**Action item:** Across the entries below, how many lines have the string "flag" in them? Reply with only the number.

[Component data from apps and pages]
··········

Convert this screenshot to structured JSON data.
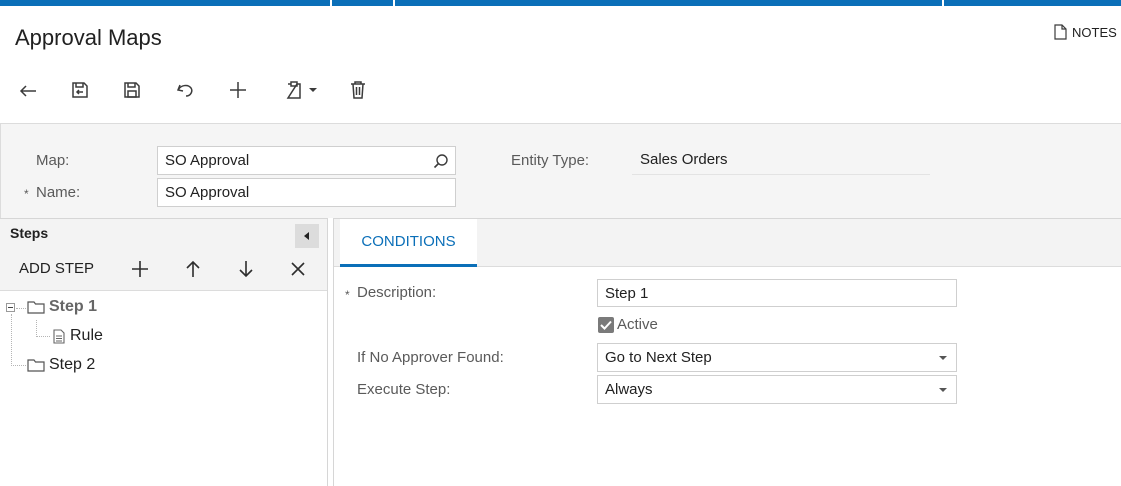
{
  "header": {
    "title": "Approval Maps",
    "notes_label": "NOTES"
  },
  "toolbar": {
    "buttons": [
      {
        "icon": "back-arrow-icon"
      },
      {
        "icon": "save-close-icon"
      },
      {
        "icon": "save-icon"
      },
      {
        "icon": "undo-icon"
      },
      {
        "icon": "add-icon"
      },
      {
        "icon": "copy-paste-icon"
      },
      {
        "icon": "delete-icon"
      }
    ]
  },
  "form": {
    "map_label": "Map:",
    "map_value": "SO Approval",
    "name_required_mark": "*",
    "name_label": "Name:",
    "name_value": "SO Approval",
    "entity_type_label": "Entity Type:",
    "entity_type_value": "Sales Orders"
  },
  "steps_panel": {
    "title": "Steps",
    "add_step_label": "ADD STEP",
    "tree": {
      "step1": "Step 1",
      "rule": "Rule",
      "step2": "Step 2"
    }
  },
  "details": {
    "tab_label": "CONDITIONS",
    "description_required_mark": "*",
    "description_label": "Description:",
    "description_value": "Step 1",
    "active_label": "Active",
    "active_checked": true,
    "no_approver_label": "If No Approver Found:",
    "no_approver_value": "Go to Next Step",
    "execute_step_label": "Execute Step:",
    "execute_step_value": "Always"
  },
  "colors": {
    "accent": "#0b6fb8",
    "panel_bg": "#f3f3f3",
    "form_bg": "#f5f5f5"
  }
}
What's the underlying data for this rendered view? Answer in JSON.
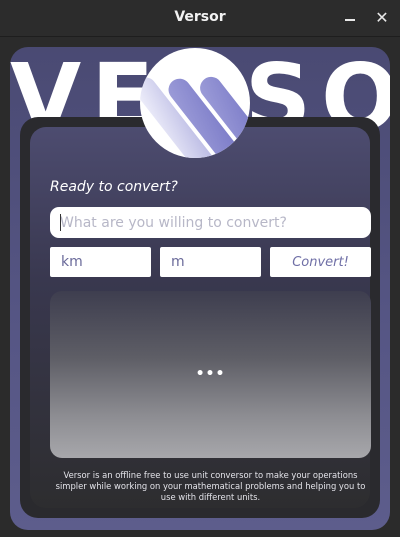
{
  "window": {
    "title": "Versor",
    "minimize_icon": "minimize-icon",
    "close_icon": "close-icon",
    "close_glyph": "✕"
  },
  "header": {
    "background_word": "VERSOR",
    "logo_icon": "versor-logo-icon"
  },
  "main": {
    "prompt": "Ready to convert?",
    "search": {
      "value": "",
      "placeholder": "What are you willing to convert?"
    },
    "from_unit": {
      "value": "km"
    },
    "to_unit": {
      "value": "m"
    },
    "convert_label": "Convert!",
    "output_placeholder": "•••",
    "description": "Versor is an offline free to use unit conversor to make your operations simpler while working on your mathematical problems and helping you to use with different units."
  },
  "colors": {
    "accent": "#6f6fa6",
    "card_bg": "#4a4a73",
    "frame_bg": "#2a2a2e",
    "titlebar_bg": "#2c2c2c"
  }
}
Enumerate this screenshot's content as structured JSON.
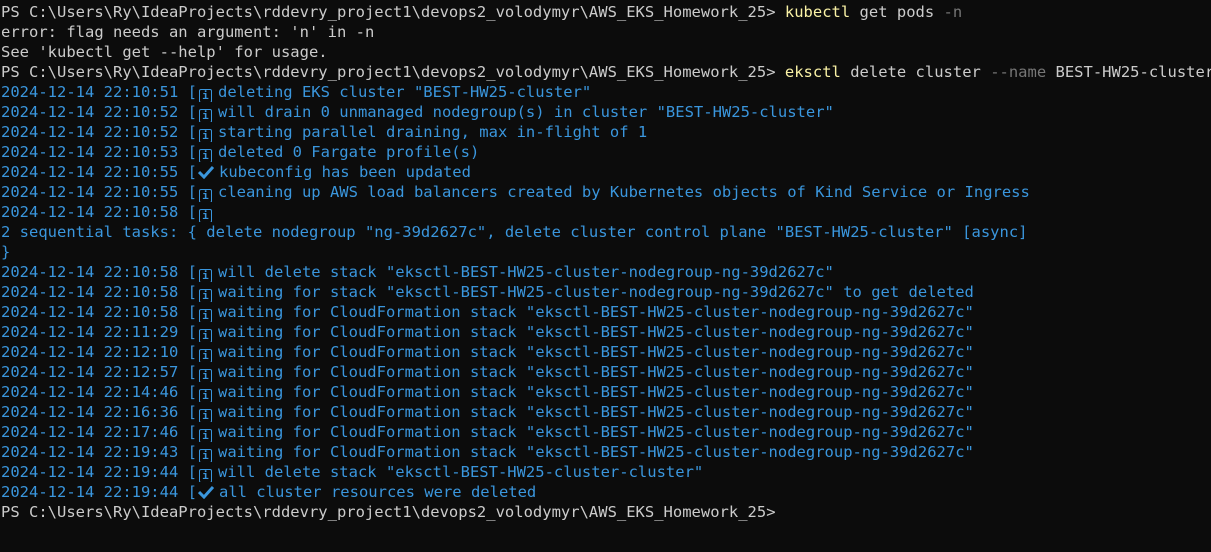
{
  "terminal": {
    "lines": [
      {
        "type": "prompt",
        "prompt": "PS C:\\Users\\Ry\\IdeaProjects\\rddevry_project1\\devops2_volodymyr\\AWS_EKS_Homework_25> ",
        "cmd": "kubectl",
        "args": " get pods ",
        "flag": "-n",
        "rest": ""
      },
      {
        "type": "plain",
        "text": "error: flag needs an argument: 'n' in -n"
      },
      {
        "type": "plain",
        "text": "See 'kubectl get --help' for usage."
      },
      {
        "type": "prompt",
        "prompt": "PS C:\\Users\\Ry\\IdeaProjects\\rddevry_project1\\devops2_volodymyr\\AWS_EKS_Homework_25> ",
        "cmd": "eksctl",
        "args": " delete cluster ",
        "flag": "--name",
        "rest": " BEST-HW25-cluster"
      },
      {
        "type": "log",
        "ts": "2024-12-14 22:10:51",
        "icon": "info",
        "msg": "deleting EKS cluster \"BEST-HW25-cluster\""
      },
      {
        "type": "log",
        "ts": "2024-12-14 22:10:52",
        "icon": "info",
        "msg": "will drain 0 unmanaged nodegroup(s) in cluster \"BEST-HW25-cluster\""
      },
      {
        "type": "log",
        "ts": "2024-12-14 22:10:52",
        "icon": "info",
        "msg": "starting parallel draining, max in-flight of 1"
      },
      {
        "type": "log",
        "ts": "2024-12-14 22:10:53",
        "icon": "info",
        "msg": "deleted 0 Fargate profile(s)"
      },
      {
        "type": "log",
        "ts": "2024-12-14 22:10:55",
        "icon": "check",
        "msg": "kubeconfig has been updated"
      },
      {
        "type": "log",
        "ts": "2024-12-14 22:10:55",
        "icon": "info",
        "msg": "cleaning up AWS load balancers created by Kubernetes objects of Kind Service or Ingress"
      },
      {
        "type": "log",
        "ts": "2024-12-14 22:10:58",
        "icon": "info",
        "msg": ""
      },
      {
        "type": "logtext",
        "text": "2 sequential tasks: { delete nodegroup \"ng-39d2627c\", delete cluster control plane \"BEST-HW25-cluster\" [async]"
      },
      {
        "type": "logtext",
        "text": "}"
      },
      {
        "type": "log",
        "ts": "2024-12-14 22:10:58",
        "icon": "info",
        "msg": "will delete stack \"eksctl-BEST-HW25-cluster-nodegroup-ng-39d2627c\""
      },
      {
        "type": "log",
        "ts": "2024-12-14 22:10:58",
        "icon": "info",
        "msg": "waiting for stack \"eksctl-BEST-HW25-cluster-nodegroup-ng-39d2627c\" to get deleted"
      },
      {
        "type": "log",
        "ts": "2024-12-14 22:10:58",
        "icon": "info",
        "msg": "waiting for CloudFormation stack \"eksctl-BEST-HW25-cluster-nodegroup-ng-39d2627c\""
      },
      {
        "type": "log",
        "ts": "2024-12-14 22:11:29",
        "icon": "info",
        "msg": "waiting for CloudFormation stack \"eksctl-BEST-HW25-cluster-nodegroup-ng-39d2627c\""
      },
      {
        "type": "log",
        "ts": "2024-12-14 22:12:10",
        "icon": "info",
        "msg": "waiting for CloudFormation stack \"eksctl-BEST-HW25-cluster-nodegroup-ng-39d2627c\""
      },
      {
        "type": "log",
        "ts": "2024-12-14 22:12:57",
        "icon": "info",
        "msg": "waiting for CloudFormation stack \"eksctl-BEST-HW25-cluster-nodegroup-ng-39d2627c\""
      },
      {
        "type": "log",
        "ts": "2024-12-14 22:14:46",
        "icon": "info",
        "msg": "waiting for CloudFormation stack \"eksctl-BEST-HW25-cluster-nodegroup-ng-39d2627c\""
      },
      {
        "type": "log",
        "ts": "2024-12-14 22:16:36",
        "icon": "info",
        "msg": "waiting for CloudFormation stack \"eksctl-BEST-HW25-cluster-nodegroup-ng-39d2627c\""
      },
      {
        "type": "log",
        "ts": "2024-12-14 22:17:46",
        "icon": "info",
        "msg": "waiting for CloudFormation stack \"eksctl-BEST-HW25-cluster-nodegroup-ng-39d2627c\""
      },
      {
        "type": "log",
        "ts": "2024-12-14 22:19:43",
        "icon": "info",
        "msg": "waiting for CloudFormation stack \"eksctl-BEST-HW25-cluster-nodegroup-ng-39d2627c\""
      },
      {
        "type": "log",
        "ts": "2024-12-14 22:19:44",
        "icon": "info",
        "msg": "will delete stack \"eksctl-BEST-HW25-cluster-cluster\""
      },
      {
        "type": "log",
        "ts": "2024-12-14 22:19:44",
        "icon": "check",
        "msg": "all cluster resources were deleted"
      },
      {
        "type": "prompt",
        "prompt": "PS C:\\Users\\Ry\\IdeaProjects\\rddevry_project1\\devops2_volodymyr\\AWS_EKS_Homework_25>",
        "cmd": "",
        "args": "",
        "flag": "",
        "rest": ""
      }
    ]
  },
  "colors": {
    "background": "#0c0c0c",
    "text": "#cccccc",
    "log": "#3a96dd",
    "command": "#f9f1a5",
    "flag": "#767676"
  }
}
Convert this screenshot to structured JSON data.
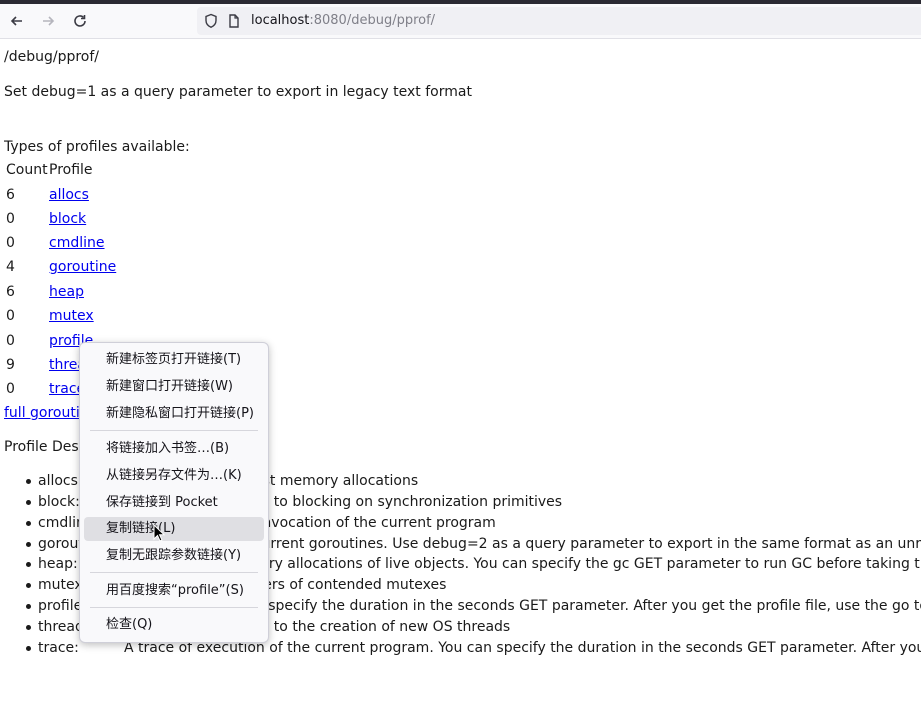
{
  "browser": {
    "back_icon": "arrow-left-icon",
    "forward_icon": "arrow-right-icon",
    "reload_icon": "reload-icon",
    "url_host": "localhost",
    "url_rest": ":8080/debug/pprof/"
  },
  "page": {
    "path": "/debug/pprof/",
    "hint": "Set debug=1 as a query parameter to export in legacy text format",
    "types_heading": "Types of profiles available:",
    "table_headers": {
      "count": "Count",
      "profile": "Profile"
    },
    "profiles": [
      {
        "count": "6",
        "name": "allocs"
      },
      {
        "count": "0",
        "name": "block"
      },
      {
        "count": "0",
        "name": "cmdline"
      },
      {
        "count": "4",
        "name": "goroutine"
      },
      {
        "count": "6",
        "name": "heap"
      },
      {
        "count": "0",
        "name": "mutex"
      },
      {
        "count": "0",
        "name": "profile"
      },
      {
        "count": "9",
        "name": "threadcreate"
      },
      {
        "count": "0",
        "name": "trace"
      }
    ],
    "full_goroutine_link": "full goroutine stack dump",
    "desc_heading": "Profile Descriptions:",
    "descriptions": [
      {
        "name": "allocs:",
        "text": "A sampling of all past memory allocations"
      },
      {
        "name": "block:",
        "text": "Stack traces that led to blocking on synchronization primitives"
      },
      {
        "name": "cmdline:",
        "text": "The command line invocation of the current program"
      },
      {
        "name": "goroutine:",
        "text": "Stack traces of all current goroutines. Use debug=2 as a query parameter to export in the same format as an unrecovered panic."
      },
      {
        "name": "heap:",
        "text": "A sampling of memory allocations of live objects. You can specify the gc GET parameter to run GC before taking the heap sample."
      },
      {
        "name": "mutex:",
        "text": "Stack traces of holders of contended mutexes"
      },
      {
        "name": "profile:",
        "text": "CPU profile. You can specify the duration in the seconds GET parameter. After you get the profile file, use the go tool pprof command to investigate the profile."
      },
      {
        "name": "threadcreate:",
        "text": "Stack traces that led to the creation of new OS threads"
      },
      {
        "name": "trace:",
        "text": "A trace of execution of the current program. You can specify the duration in the seconds GET parameter. After you get the trace file, use the go tool trace command to investigate the trace."
      }
    ]
  },
  "context_menu": {
    "items": [
      "新建标签页打开链接(T)",
      "新建窗口打开链接(W)",
      "新建隐私窗口打开链接(P)",
      "将链接加入书签…(B)",
      "从链接另存文件为…(K)",
      "保存链接到 Pocket",
      "复制链接(L)",
      "复制无跟踪参数链接(Y)",
      "用百度搜索“profile”(S)",
      "检查(Q)"
    ],
    "hovered_item": "复制链接(L)"
  }
}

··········

**Finished task:** 5